THE Russian capital is embroiled in crisis as President Boris Yeltsin and an array of parliamentary opponents tussle for political power. An emergency session of the country's supreme legislature, the Congress of People's Deputies, has been called for next week.

Skip to next paragraph

The squared-jawed Russian leader rushes from delivering speeches to potential allies to hushed meetings with the Russian Army's top brass.

Ever since the Yeltsin government launched its radical economic reforms early in 1992, it has faced mounting opposition from a parliament still dominated by former Communists and their Russian nationalist allies. Together with the Russian Central Bank, which answers to parliament, these forces have slowed reforms and chipped away at the president's power to rule.

Attempts at a deal have regularly fallen through, and Mr. Yeltsin's ability to survive as president has become a main topic of discussion here. A recent poll for the European Community indicates some 42 percent of the Russian people think the country is headed for a dictatorship within the next year.

"This isn't another crisis, it is the same crisis," says Sergei Stankevich, Yeltsin's counselor on political affairs, in his Kremlin office.

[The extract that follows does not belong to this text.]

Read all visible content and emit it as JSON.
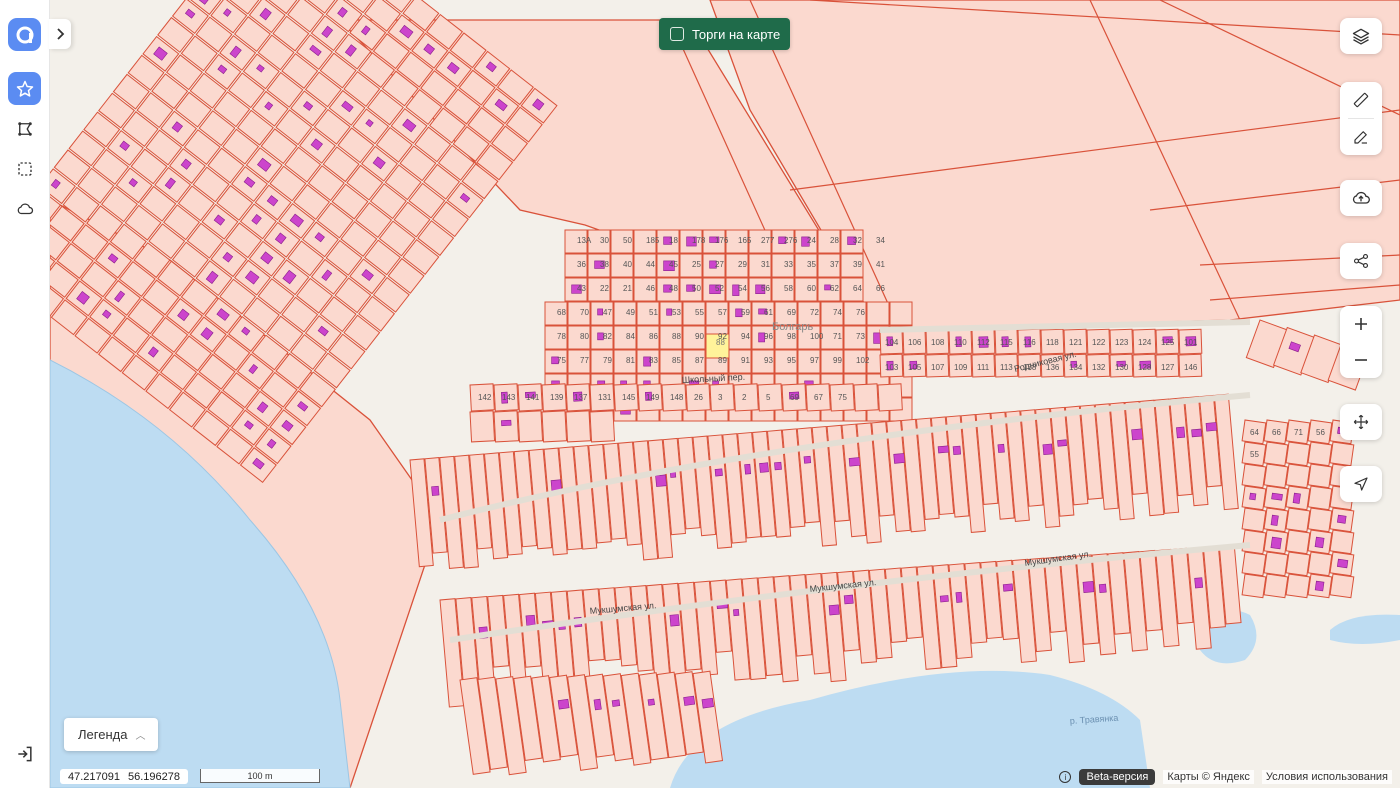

According to Andrei Fyodorov, adviser to Russian Vice President Alexander Rutskoi, "It is a conflict about the model of development for the country, what kind of system will exist here." The vice president leads the centrist opposition Civic Union alliance and is a frequent critic of the free market policies of the government.

"It is more a question of power," counters Mr. Stankevich. "I see no ideology - on both sides."

The battle has worn away Yeltsin's power and popular authority. At last December's session of the Congress, the president was forced to sacrifice his prime minister, reform architect Yegor Gaidar. He gained an agreement to hold an April 11 referendum to approve the basic principles of a new constitution that would lead eventually to new parliamentary elections.

But in the ensuing months, that deal crumbled as resistance to a referendum mounted. An attempt to reach a power-sharing agreement last month failed as well, leading to plans to hold an emergency Congress session on March 10.

Neither Yeltsin nor his more centrist opponents seems eager for a popular vote or for a complete breakdown of order. Only the more extreme forces, particularly the alliance of former Communists and Russian nationalists on the right, welcome the opportunity to profit from further instability. But the inability of Yeltsin and the parliament to reach a stable deal to date augurs a drift into confrontation.

Three basic options are currently being discussed in political circles:

* Reach a new compromise, one that at least patches over the problem.

* Go to the Russian people, either through referendum or new elections.

* Suspend the current constitutional order through some form of emergency rule.